As a child she was timid. She didn’t speak much, nor did she interact with the children at her school. However, that didn’t stop her from excelling. At a young age, she thrived in reading and spelling and was an overall good student. She was a natural born talent, but her passion for helping others was not known until later in her life.
Her first professional career was a school teacher. She was very successful at it, especially calming down the rambunctious boys in her class. As a child, one of the few social interactions Barton enjoyed was playing with her male cousins. Due to this, she was able to relate more directly to the boys, and she gained their respect.
Later on, she opened up her own free school in New Jersey. The first one of it’s kind within the state. Under her guidance the school ballooned to over 600 students. Unfortunately, she was not asked to head the school. that position was given to a man. Discouraged she had left her school.
As the American Civil War broke out, she was able to talk to her father about the war efforts. He had convinced her that it was her duty to help out the wounded soldiers. A task she accepted. She gained support from other people who agreed with her efforts. She acquired supplies such as bandages, food, and clothing. She worked closely with the soldiers dressing their wounds, feeding them, and providing them the proper support in order to help them recover.
She was quite courageous, often times doing her work on the frontline. In one instance, she had a bullet tear through the sleeve of her dress. As a result, she was nicknamed “Angel of the Battlefield.” She was well respected by everyone. After the war, there was still much to be done. It was at this time her biggest contribution to the medical world would be given.
She continued her help after the war by starting the Office of Missing Soldiers. She helped identify those who were killed or missing in action after the war. Through her efforts over 21,000 missing men were identified and installed 13,000 grave markers for those who had fallen in battle. It was exhausting work and it wore her down. Her doctor’s told her she needed a break.
In 1869, she took a trip to Geneva, Switzerland.

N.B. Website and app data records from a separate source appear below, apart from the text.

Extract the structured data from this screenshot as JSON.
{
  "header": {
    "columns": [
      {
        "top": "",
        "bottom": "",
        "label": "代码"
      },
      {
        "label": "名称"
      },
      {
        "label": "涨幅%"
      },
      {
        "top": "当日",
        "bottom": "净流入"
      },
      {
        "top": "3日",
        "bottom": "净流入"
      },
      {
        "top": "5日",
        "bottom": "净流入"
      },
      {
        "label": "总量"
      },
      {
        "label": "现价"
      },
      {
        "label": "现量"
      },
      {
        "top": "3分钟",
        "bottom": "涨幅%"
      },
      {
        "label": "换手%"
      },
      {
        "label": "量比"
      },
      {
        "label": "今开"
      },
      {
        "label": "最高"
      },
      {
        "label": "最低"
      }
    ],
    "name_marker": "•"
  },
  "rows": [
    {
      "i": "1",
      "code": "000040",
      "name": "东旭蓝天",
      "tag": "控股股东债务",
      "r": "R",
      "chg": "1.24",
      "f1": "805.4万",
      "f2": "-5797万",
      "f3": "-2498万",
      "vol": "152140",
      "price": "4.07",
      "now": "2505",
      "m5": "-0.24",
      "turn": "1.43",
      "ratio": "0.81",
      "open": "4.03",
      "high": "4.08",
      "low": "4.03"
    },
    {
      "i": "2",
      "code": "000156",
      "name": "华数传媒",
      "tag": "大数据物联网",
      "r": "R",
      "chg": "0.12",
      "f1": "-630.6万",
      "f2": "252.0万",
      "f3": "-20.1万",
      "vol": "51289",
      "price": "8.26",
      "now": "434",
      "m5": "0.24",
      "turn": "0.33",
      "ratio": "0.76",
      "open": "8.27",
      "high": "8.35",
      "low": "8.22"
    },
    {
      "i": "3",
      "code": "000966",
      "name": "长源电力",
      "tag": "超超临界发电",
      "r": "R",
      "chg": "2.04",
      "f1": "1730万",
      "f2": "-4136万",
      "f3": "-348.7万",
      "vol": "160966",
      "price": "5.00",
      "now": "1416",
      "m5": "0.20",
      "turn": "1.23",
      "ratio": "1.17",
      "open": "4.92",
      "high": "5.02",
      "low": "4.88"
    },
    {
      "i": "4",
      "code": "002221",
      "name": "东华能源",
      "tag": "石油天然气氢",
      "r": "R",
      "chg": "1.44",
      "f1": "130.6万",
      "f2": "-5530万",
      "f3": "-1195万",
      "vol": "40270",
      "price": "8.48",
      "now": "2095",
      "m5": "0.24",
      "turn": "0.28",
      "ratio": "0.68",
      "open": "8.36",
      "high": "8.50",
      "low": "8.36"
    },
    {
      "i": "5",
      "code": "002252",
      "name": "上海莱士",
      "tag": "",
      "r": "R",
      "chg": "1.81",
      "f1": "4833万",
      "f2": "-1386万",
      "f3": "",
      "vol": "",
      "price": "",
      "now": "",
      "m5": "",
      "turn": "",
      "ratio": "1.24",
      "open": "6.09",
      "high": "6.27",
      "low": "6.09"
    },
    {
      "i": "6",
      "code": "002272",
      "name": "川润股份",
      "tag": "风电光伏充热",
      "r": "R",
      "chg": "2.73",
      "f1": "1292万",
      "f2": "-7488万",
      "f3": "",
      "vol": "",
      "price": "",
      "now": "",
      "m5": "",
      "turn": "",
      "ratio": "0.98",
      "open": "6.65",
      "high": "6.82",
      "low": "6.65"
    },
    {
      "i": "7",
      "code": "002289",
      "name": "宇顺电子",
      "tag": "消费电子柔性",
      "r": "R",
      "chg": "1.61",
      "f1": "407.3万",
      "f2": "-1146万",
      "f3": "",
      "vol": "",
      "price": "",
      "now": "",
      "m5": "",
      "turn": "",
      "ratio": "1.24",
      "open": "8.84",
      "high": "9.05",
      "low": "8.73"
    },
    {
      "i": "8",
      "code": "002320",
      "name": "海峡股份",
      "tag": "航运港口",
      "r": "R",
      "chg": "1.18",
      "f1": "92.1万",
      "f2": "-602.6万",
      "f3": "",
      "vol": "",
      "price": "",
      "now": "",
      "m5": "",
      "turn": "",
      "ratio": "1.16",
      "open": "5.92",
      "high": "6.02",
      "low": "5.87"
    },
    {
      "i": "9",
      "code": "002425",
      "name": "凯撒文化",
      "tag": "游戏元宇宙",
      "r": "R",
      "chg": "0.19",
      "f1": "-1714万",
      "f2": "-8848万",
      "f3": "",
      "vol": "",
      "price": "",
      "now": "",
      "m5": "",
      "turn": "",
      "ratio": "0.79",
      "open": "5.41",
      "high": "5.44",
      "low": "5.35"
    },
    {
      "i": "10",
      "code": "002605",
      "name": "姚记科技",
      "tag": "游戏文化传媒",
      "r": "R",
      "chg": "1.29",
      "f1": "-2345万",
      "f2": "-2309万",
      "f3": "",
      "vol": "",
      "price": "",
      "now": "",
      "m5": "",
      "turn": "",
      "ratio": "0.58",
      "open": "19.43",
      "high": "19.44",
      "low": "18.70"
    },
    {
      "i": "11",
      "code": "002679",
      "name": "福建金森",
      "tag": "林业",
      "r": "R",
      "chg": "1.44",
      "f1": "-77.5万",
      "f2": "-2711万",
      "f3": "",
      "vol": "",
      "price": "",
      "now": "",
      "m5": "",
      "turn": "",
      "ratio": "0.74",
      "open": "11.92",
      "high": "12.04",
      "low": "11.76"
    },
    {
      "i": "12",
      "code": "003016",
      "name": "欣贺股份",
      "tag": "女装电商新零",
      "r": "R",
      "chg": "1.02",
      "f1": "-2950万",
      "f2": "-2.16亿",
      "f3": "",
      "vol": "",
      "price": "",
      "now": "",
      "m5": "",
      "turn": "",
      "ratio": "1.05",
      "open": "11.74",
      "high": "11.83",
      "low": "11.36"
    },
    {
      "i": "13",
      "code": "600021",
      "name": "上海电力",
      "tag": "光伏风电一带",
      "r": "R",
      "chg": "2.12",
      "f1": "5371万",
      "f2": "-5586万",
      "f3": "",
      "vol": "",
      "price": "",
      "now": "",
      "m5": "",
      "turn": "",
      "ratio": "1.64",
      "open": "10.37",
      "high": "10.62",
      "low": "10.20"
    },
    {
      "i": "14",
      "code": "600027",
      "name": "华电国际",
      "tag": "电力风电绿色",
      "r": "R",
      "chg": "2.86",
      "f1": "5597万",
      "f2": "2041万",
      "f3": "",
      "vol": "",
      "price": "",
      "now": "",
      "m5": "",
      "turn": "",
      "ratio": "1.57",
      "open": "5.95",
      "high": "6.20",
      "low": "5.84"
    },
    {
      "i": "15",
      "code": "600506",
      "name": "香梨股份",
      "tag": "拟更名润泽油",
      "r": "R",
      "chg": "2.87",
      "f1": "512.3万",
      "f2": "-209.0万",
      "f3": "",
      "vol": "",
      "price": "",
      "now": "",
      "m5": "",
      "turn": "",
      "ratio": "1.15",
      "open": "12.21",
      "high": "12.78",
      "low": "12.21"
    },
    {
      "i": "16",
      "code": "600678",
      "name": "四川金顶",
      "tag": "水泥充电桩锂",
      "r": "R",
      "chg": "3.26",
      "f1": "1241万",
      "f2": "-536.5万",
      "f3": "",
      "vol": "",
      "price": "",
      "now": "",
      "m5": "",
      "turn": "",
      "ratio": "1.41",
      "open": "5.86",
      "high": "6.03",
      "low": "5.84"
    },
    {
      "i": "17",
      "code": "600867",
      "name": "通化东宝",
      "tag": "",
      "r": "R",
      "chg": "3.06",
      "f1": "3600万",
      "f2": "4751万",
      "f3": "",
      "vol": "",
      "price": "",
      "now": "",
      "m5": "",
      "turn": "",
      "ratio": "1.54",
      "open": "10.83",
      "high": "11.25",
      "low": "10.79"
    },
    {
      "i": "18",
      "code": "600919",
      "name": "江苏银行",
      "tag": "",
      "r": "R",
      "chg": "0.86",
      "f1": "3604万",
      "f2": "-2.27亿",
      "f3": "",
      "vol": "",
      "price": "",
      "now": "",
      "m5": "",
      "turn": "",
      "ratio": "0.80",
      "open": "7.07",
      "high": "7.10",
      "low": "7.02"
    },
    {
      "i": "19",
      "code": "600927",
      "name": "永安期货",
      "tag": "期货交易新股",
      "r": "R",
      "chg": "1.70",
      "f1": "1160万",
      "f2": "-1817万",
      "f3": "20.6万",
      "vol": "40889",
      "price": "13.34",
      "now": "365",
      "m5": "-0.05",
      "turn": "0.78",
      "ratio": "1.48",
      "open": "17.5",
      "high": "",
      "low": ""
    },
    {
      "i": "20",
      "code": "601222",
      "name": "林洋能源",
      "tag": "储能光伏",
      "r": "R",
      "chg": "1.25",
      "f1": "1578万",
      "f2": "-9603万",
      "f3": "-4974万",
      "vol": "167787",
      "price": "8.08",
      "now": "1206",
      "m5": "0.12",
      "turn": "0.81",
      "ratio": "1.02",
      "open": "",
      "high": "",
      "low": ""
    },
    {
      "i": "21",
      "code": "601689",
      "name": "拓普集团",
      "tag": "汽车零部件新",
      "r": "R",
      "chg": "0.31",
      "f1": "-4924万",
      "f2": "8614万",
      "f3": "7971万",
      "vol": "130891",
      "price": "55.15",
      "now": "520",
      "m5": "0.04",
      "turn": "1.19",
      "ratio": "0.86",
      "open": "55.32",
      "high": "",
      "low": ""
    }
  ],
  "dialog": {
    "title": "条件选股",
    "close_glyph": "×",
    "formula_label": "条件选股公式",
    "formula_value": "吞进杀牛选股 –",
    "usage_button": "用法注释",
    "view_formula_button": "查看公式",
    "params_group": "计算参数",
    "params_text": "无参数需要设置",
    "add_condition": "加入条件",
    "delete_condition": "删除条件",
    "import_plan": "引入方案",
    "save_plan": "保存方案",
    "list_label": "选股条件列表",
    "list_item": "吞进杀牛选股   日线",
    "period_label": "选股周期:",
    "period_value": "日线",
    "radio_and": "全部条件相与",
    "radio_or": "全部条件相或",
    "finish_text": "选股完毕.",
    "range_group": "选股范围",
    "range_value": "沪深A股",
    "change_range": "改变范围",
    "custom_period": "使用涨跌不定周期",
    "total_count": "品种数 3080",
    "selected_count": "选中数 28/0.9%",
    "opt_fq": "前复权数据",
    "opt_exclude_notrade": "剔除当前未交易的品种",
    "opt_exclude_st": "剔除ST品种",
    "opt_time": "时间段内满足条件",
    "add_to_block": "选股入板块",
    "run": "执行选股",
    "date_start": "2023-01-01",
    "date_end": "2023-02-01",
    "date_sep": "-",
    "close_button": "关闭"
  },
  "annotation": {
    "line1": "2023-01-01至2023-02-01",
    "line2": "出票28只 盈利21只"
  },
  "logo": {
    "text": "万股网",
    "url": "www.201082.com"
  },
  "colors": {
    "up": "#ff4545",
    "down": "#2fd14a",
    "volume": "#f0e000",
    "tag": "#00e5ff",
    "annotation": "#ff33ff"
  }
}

It was here she met Dr. Louis Appia. he introduced her to the Red Cross, and encouraged her to start her own in America. She took the idea and ran with it. She persuaded people that this organization was more than just a united war effort to help soldiers. It could be used for all sorts of disasters like earthquakes, floods, and hurricanes, which it did just that.
She became the first initial president of the American chapter of The Red Cross. She continued with its efforts years down the line. Her organization aided during the Spanish-American War, The Johnstown Flood, and even responded to a humanitarian issue over in the Ottoman Empire. Clara Barton was and is a hero in every sense of the word.
Image Credit – http://upload.wikimedia.org/wikipedia/commons/9/97/Clara_Barton1.jpg[gravityform id=”2″ name=”For More Information” description=”false”]